How to complete this task - Would you return the data below exactly as it stands, with every picture left out?

--

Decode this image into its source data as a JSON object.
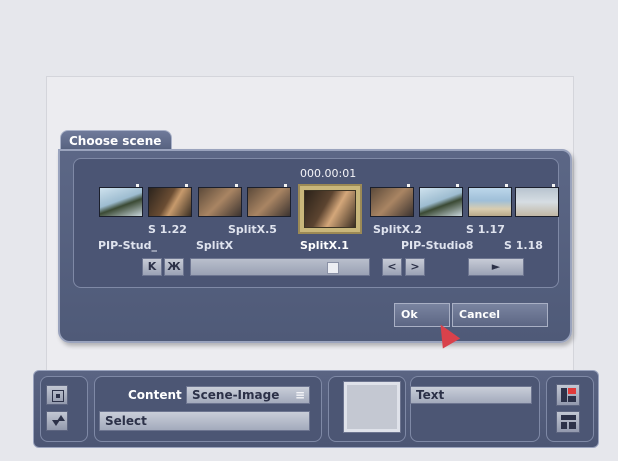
{
  "dialog": {
    "title": "Choose scene",
    "timecode": "000.00:01",
    "upper_labels": [
      "S 1.22",
      "SplitX.5",
      "SplitX.2",
      "S 1.17"
    ],
    "lower_labels": [
      "PIP-Stud_",
      "SplitX",
      "SplitX.1",
      "PIP-Studio8",
      "S 1.18"
    ],
    "nav": {
      "first": "K",
      "last": "Ж",
      "prev": "<",
      "next": ">",
      "play": "►"
    },
    "ok_label": "Ok",
    "cancel_label": "Cancel"
  },
  "toolbar": {
    "content_label": "Content",
    "content_value": "Scene-Image",
    "select_label": "Select",
    "text_label": "Text"
  },
  "colors": {
    "panel": "#55607f",
    "cursor": "#d9414b",
    "layout_icon_accent": "#e03a3a"
  }
}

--

Answer to this task -
Decode this image into its source data as a JSON object.
{
  "dialog": {
    "title": "Choose scene",
    "timecode": "000.00:01",
    "upper_labels": [
      "S 1.22",
      "SplitX.5",
      "SplitX.2",
      "S 1.17"
    ],
    "lower_labels": [
      "PIP-Stud_",
      "SplitX",
      "SplitX.1",
      "PIP-Studio8",
      "S 1.18"
    ],
    "nav": {
      "first": "K",
      "last": "Ж",
      "prev": "<",
      "next": ">",
      "play": "►"
    },
    "ok_label": "Ok",
    "cancel_label": "Cancel"
  },
  "toolbar": {
    "content_label": "Content",
    "content_value": "Scene-Image",
    "select_label": "Select",
    "text_label": "Text"
  },
  "colors": {
    "panel": "#55607f",
    "cursor": "#d9414b",
    "layout_icon_accent": "#e03a3a"
  }
}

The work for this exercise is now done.